Usually it’s not for the for the sake of lunch itself.  The food I make at home is better proportioned and more nutritious, if all I want to do is get full.  But eating is not just about getting full, otherwise we’d all eat nutritious, calorie dense food and forgo the seasoning.  To me, eating is, and should be, an experience. Eating is pleasurable – so why not enjoy it?

It could be as simple as the experience of enjoying a well made home cooked meal, such as when a family sits down to dinner or when I unpack my lunch to taste something the bf made for me last night.

Similarly, when the bf and I go out to eat, we do it for the experience.  We like having decadent food and great wine, once in a while.  We like attentive service and innovative restaurants.  We rarely go out to eat purely for the sake of eating.  When I do mystery shops for restaurants, the food itself takes up only a small portion of the report.  The larger part of the report asks – how was the dining experience?

When I go out to eat with my co-workers, it is for the social experience.  Friday lunches are when people have a beer, loosen up, and talk over a leisurely (and over-priced) meal.  If I never went, people would have a harder time getting to know me.  By going once a week, it gives them a chance to see how I am “outside” of work – this is especially important in temporary jobs, such as mine.  When I go back to classes, I want them to remember someone who worked hard but was also a fun colleague.  I do not want to be the “aloof” intern who was “too good” to have lunch with the boys.  I want them to remember someone that they would work with again.

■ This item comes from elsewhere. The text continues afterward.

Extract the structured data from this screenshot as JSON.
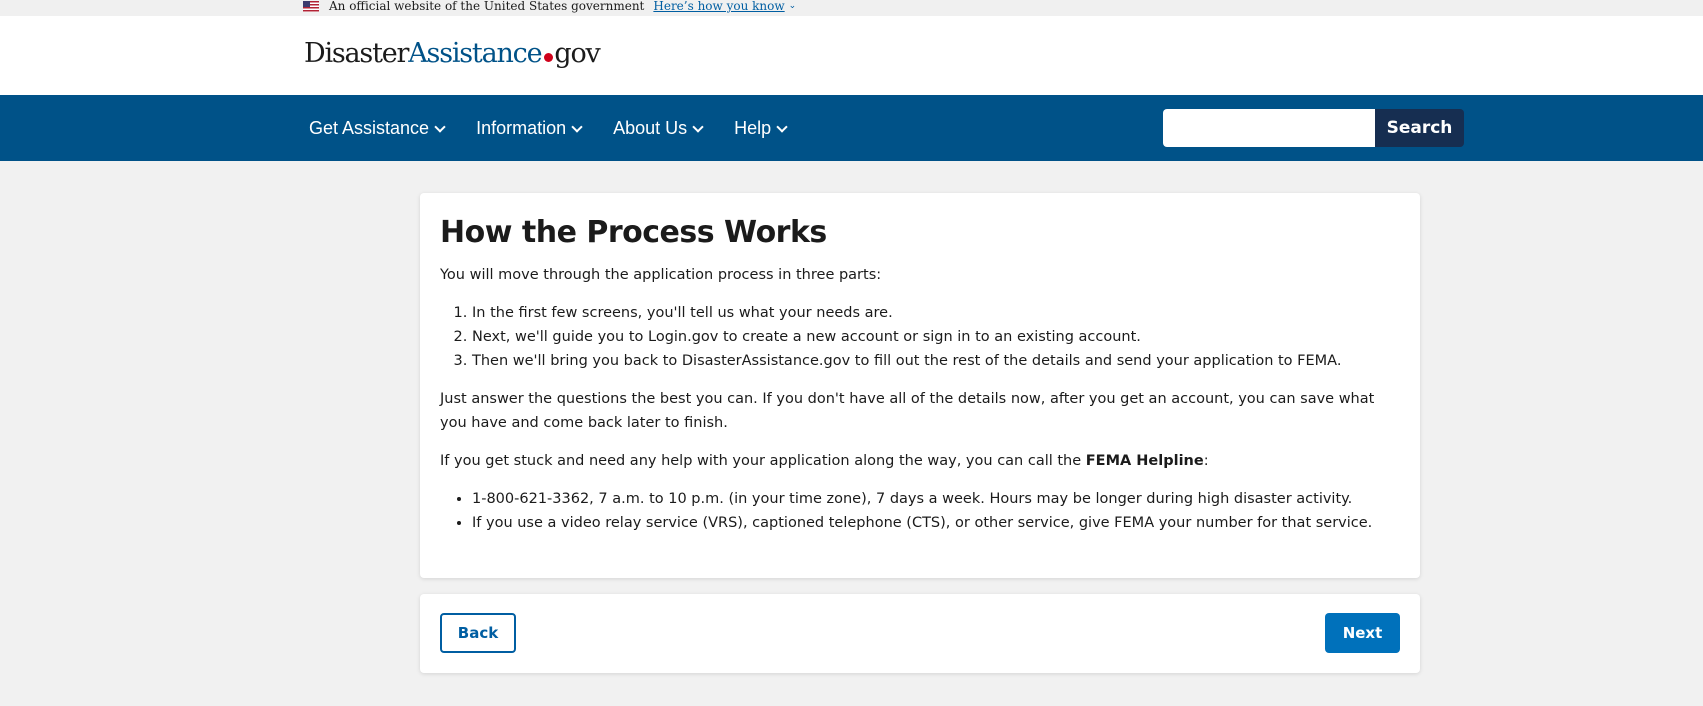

It is not worth sacrificing $10-$20 a day every day simply to get full.  But it is worth sacrificing that money once in a while to get a social eating experience with friends and colleagues at the end of a work week.